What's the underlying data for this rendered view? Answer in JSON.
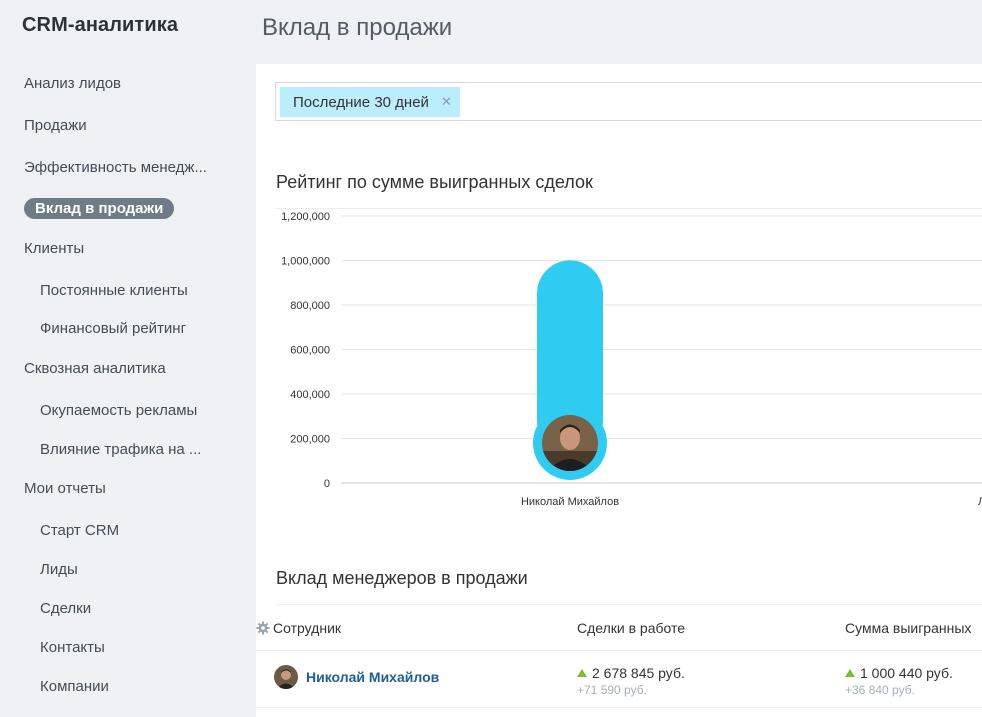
{
  "app": {
    "title": "CRM-аналитика"
  },
  "sidebar": {
    "items": [
      {
        "label": "Анализ лидов"
      },
      {
        "label": "Продажи"
      },
      {
        "label": "Эффективность менедж..."
      },
      {
        "label": "Вклад в продажи",
        "active": true
      },
      {
        "label": "Клиенты"
      },
      {
        "label": "Постоянные клиенты"
      },
      {
        "label": "Финансовый рейтинг"
      },
      {
        "label": "Сквозная аналитика"
      },
      {
        "label": "Окупаемость рекламы"
      },
      {
        "label": "Влияние трафика на ..."
      },
      {
        "label": "Мои отчеты"
      },
      {
        "label": "Старт CRM"
      },
      {
        "label": "Лиды"
      },
      {
        "label": "Сделки"
      },
      {
        "label": "Контакты"
      },
      {
        "label": "Компании"
      }
    ]
  },
  "header": {
    "title": "Вклад в продажи"
  },
  "filter": {
    "tag": "Последние 30 дней",
    "remove_icon": "close-icon"
  },
  "chart_section": {
    "title": "Рейтинг по сумме выигранных сделок"
  },
  "chart_data": {
    "type": "bar",
    "categories": [
      "Николай Михайлов",
      "Л"
    ],
    "values": [
      1000440,
      null
    ],
    "ylim": [
      0,
      1200000
    ],
    "yticks": [
      "0",
      "200,000",
      "400,000",
      "600,000",
      "800,000",
      "1,000,000",
      "1,200,000"
    ],
    "grid": true,
    "bar_color": "#2fcbf0"
  },
  "table_section": {
    "title": "Вклад менеджеров в продажи",
    "columns": [
      "Сотрудник",
      "Сделки в работе",
      "Сумма выигранных"
    ],
    "rows": [
      {
        "name": "Николай Михайлов",
        "deals_in_work": "2 678 845 руб.",
        "deals_in_work_delta": "+71 590 руб.",
        "won_sum": "1 000 440 руб.",
        "won_sum_delta": "+36 840 руб."
      }
    ]
  },
  "colors": {
    "accent": "#2fcbf0",
    "link": "#1f5e9a",
    "positive": "#7bbe2b",
    "tag_bg": "#bcedfc"
  }
}
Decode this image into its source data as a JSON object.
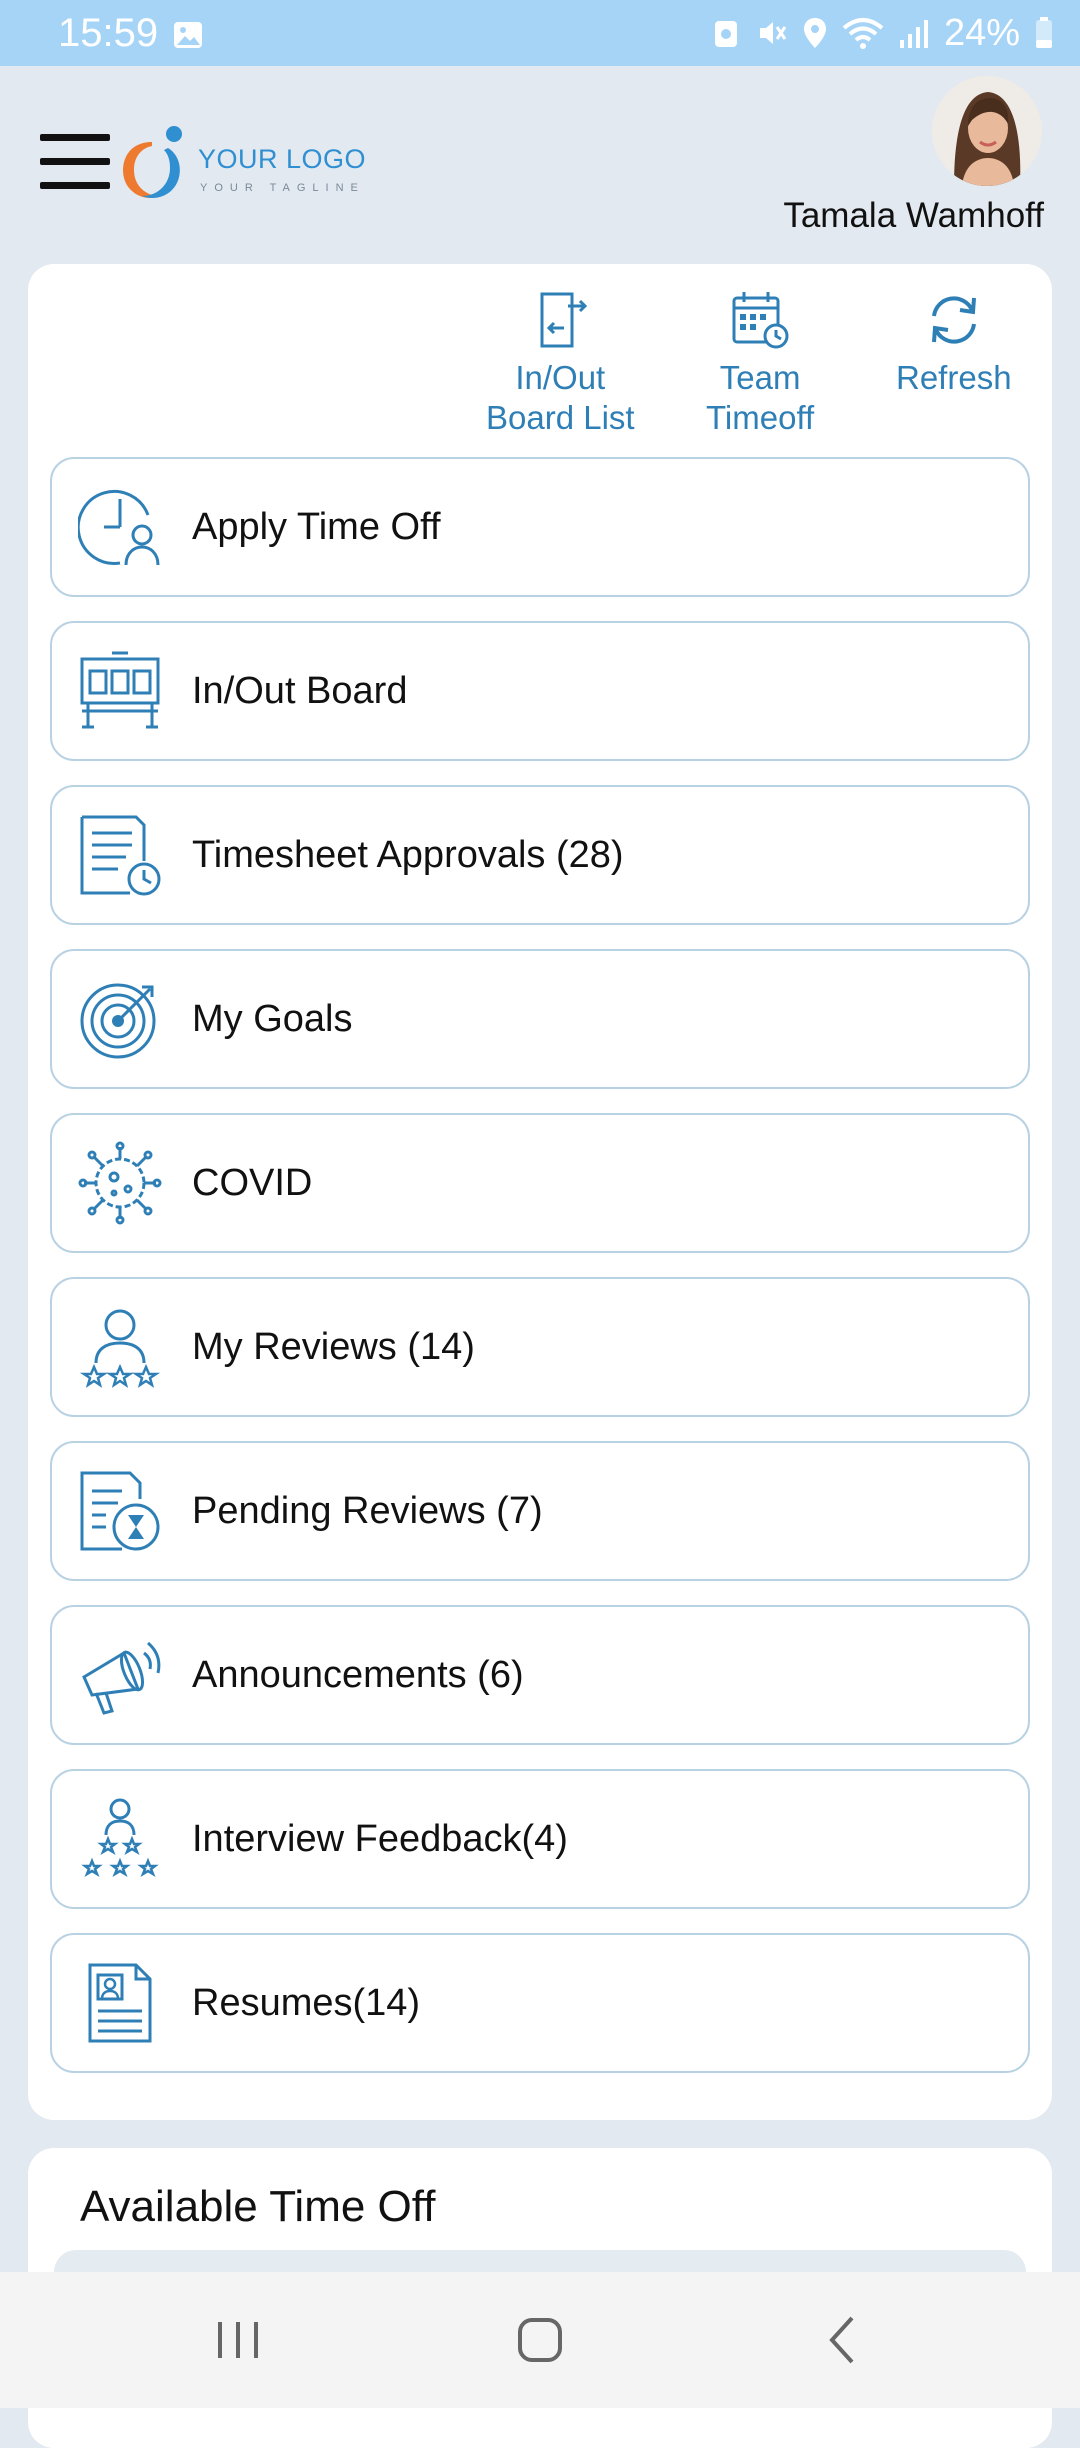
{
  "status_bar": {
    "time": "15:59",
    "battery": "24%"
  },
  "header": {
    "logo_text": "YOUR LOGO",
    "logo_tagline": "YOUR TAGLINE",
    "user_name": "Tamala Wamhoff"
  },
  "quick_actions": [
    {
      "label": "In/Out\nBoard List",
      "icon": "door-arrows-icon"
    },
    {
      "label": "Team\nTimeoff",
      "icon": "calendar-clock-icon"
    },
    {
      "label": "Refresh",
      "icon": "refresh-icon"
    }
  ],
  "menu": [
    {
      "label": "Apply Time Off",
      "icon": "clock-person-icon"
    },
    {
      "label": "In/Out Board",
      "icon": "board-icon"
    },
    {
      "label": "Timesheet Approvals (28)",
      "icon": "timesheet-clock-icon"
    },
    {
      "label": "My Goals",
      "icon": "target-icon"
    },
    {
      "label": "COVID",
      "icon": "virus-icon"
    },
    {
      "label": "My Reviews (14)",
      "icon": "person-stars-icon"
    },
    {
      "label": " Pending Reviews (7)",
      "icon": "document-hourglass-icon"
    },
    {
      "label": "Announcements (6)",
      "icon": "megaphone-icon"
    },
    {
      "label": "Interview Feedback(4)",
      "icon": "person-star-tree-icon"
    },
    {
      "label": "Resumes(14)",
      "icon": "resume-icon"
    }
  ],
  "available_time_off": {
    "title": "Available Time Off"
  },
  "colors": {
    "accent": "#2f7fb7",
    "status_bar": "#a6d4f7",
    "page_bg": "#e2e9f0",
    "item_border": "#b9d2e3"
  }
}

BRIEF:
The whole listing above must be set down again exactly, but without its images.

EXERCISE RESULT:
What's the underlying data for this rendered view? Answer in JSON.
{
  "app": {
    "title": "CRM-аналитика"
  },
  "sidebar": {
    "items": [
      {
        "label": "Анализ лидов"
      },
      {
        "label": "Продажи"
      },
      {
        "label": "Эффективность менедж..."
      },
      {
        "label": "Вклад в продажи",
        "active": true
      },
      {
        "label": "Клиенты"
      },
      {
        "label": "Постоянные клиенты"
      },
      {
        "label": "Финансовый рейтинг"
      },
      {
        "label": "Сквозная аналитика"
      },
      {
        "label": "Окупаемость рекламы"
      },
      {
        "label": "Влияние трафика на ..."
      },
      {
        "label": "Мои отчеты"
      },
      {
        "label": "Старт CRM"
      },
      {
        "label": "Лиды"
      },
      {
        "label": "Сделки"
      },
      {
        "label": "Контакты"
      },
      {
        "label": "Компании"
      }
    ]
  },
  "header": {
    "title": "Вклад в продажи"
  },
  "filter": {
    "tag": "Последние 30 дней",
    "remove_icon": "close-icon"
  },
  "chart_section": {
    "title": "Рейтинг по сумме выигранных сделок"
  },
  "chart_data": {
    "type": "bar",
    "categories": [
      "Николай Михайлов",
      "Л"
    ],
    "values": [
      1000440,
      null
    ],
    "ylim": [
      0,
      1200000
    ],
    "yticks": [
      "0",
      "200,000",
      "400,000",
      "600,000",
      "800,000",
      "1,000,000",
      "1,200,000"
    ],
    "grid": true,
    "bar_color": "#2fcbf0"
  },
  "table_section": {
    "title": "Вклад менеджеров в продажи",
    "columns": [
      "Сотрудник",
      "Сделки в работе",
      "Сумма выигранных"
    ],
    "rows": [
      {
        "name": "Николай Михайлов",
        "deals_in_work": "2 678 845 руб.",
        "deals_in_work_delta": "+71 590 руб.",
        "won_sum": "1 000 440 руб.",
        "won_sum_delta": "+36 840 руб."
      }
    ]
  },
  "colors": {
    "accent": "#2fcbf0",
    "link": "#1f5e9a",
    "positive": "#7bbe2b",
    "tag_bg": "#bcedfc"
  }
}
Decode this image into its source data as a JSON object.
{
  "status_bar": {
    "time": "15:59",
    "battery": "24%"
  },
  "header": {
    "logo_text": "YOUR LOGO",
    "logo_tagline": "YOUR TAGLINE",
    "user_name": "Tamala Wamhoff"
  },
  "quick_actions": [
    {
      "label": "In/Out\nBoard List",
      "icon": "door-arrows-icon"
    },
    {
      "label": "Team\nTimeoff",
      "icon": "calendar-clock-icon"
    },
    {
      "label": "Refresh",
      "icon": "refresh-icon"
    }
  ],
  "menu": [
    {
      "label": "Apply Time Off",
      "icon": "clock-person-icon"
    },
    {
      "label": "In/Out Board",
      "icon": "board-icon"
    },
    {
      "label": "Timesheet Approvals (28)",
      "icon": "timesheet-clock-icon"
    },
    {
      "label": "My Goals",
      "icon": "target-icon"
    },
    {
      "label": "COVID",
      "icon": "virus-icon"
    },
    {
      "label": "My Reviews (14)",
      "icon": "person-stars-icon"
    },
    {
      "label": " Pending Reviews (7)",
      "icon": "document-hourglass-icon"
    },
    {
      "label": "Announcements (6)",
      "icon": "megaphone-icon"
    },
    {
      "label": "Interview Feedback(4)",
      "icon": "person-star-tree-icon"
    },
    {
      "label": "Resumes(14)",
      "icon": "resume-icon"
    }
  ],
  "available_time_off": {
    "title": "Available Time Off"
  },
  "colors": {
    "accent": "#2f7fb7",
    "status_bar": "#a6d4f7",
    "page_bg": "#e2e9f0",
    "item_border": "#b9d2e3"
  }
}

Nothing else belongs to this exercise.